  • Cannot check in: This input allows you to factor in would-be voters who are unable to check in but still contribute to check-in wait times. By default, this field presumes 2% of polling place visitors will be unable to check in. If you have different data, you can replace the default setting.
  • Same-day registration: This selection adjusts times to account for on-site, same-day registration.
  • Scanner lines: This selection adjusts times to account for scanning of ballots, which may be time consuming depending on equipment.
  • Simulate walk-offs: This selection estimates the number of would-be voters who leave the polling place instead of enduring long waits.
At the bottom of the simulator are fields for additional settings

The simulator’s additional settings

Selecting specific arrival patterns

Do you have reliable data on the busiest times at your polling place? By default, the simulator uses a composite in order to calculate voter arrival patterns – in other words, it combines all possible arrival patterns into an average. But if you have a clear sense of your polling place’s specific arrival patterns, you can select one using the Arrival pattern drop-down menu.

Instead of the composite, you can select a specific arrival pattern in a drop-down box

You can select a more specific arrival pattern

Arrival patterns can vary greatly by location (between urban and rural areas, for instance). And different patterns produce very different simulations.

Early morning peak pattern at left compared to light, then after work peak on right

Same data, different arrival patterns: “Early morning peak” (L) compared to “Light, then after work peak” (R)

Changing simulation settings and arrival patterns

By default, the program crunches the numbers 20 times to make a simulation, but you can alter this number if you like. You can also change the way that arrivals are understood by the simulator and displayed on the graph. And you can choose whether to display the range of average wait times (pink dotted lines) or not.

To access these features, go below the simulator graph and click the + sign next to Show simulation settings.

A user has clicked on Show simulation settings to access the settings

Additional simulation and arrival pattern settings

To read more about these advanced simulation settings and arrival patterns, visit the simulator’s help page and, going to the top left, clicking on Settings.
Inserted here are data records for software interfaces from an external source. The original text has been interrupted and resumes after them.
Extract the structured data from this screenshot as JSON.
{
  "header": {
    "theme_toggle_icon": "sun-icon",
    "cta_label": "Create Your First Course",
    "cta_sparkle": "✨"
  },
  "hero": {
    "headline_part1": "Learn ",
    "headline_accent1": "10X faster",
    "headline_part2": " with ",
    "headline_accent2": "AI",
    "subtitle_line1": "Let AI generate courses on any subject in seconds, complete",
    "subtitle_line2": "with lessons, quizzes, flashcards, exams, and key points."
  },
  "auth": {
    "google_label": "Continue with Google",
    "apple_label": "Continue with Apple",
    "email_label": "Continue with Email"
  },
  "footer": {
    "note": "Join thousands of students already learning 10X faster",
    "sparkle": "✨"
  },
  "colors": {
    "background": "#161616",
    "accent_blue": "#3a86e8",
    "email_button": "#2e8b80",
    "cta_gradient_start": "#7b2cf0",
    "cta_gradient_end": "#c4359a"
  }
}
Consulting additional resources

The Caltech/MIT Voting Technology Project hosts a valuable collection of resources for managing polling places. On this site, you might be especially interested in: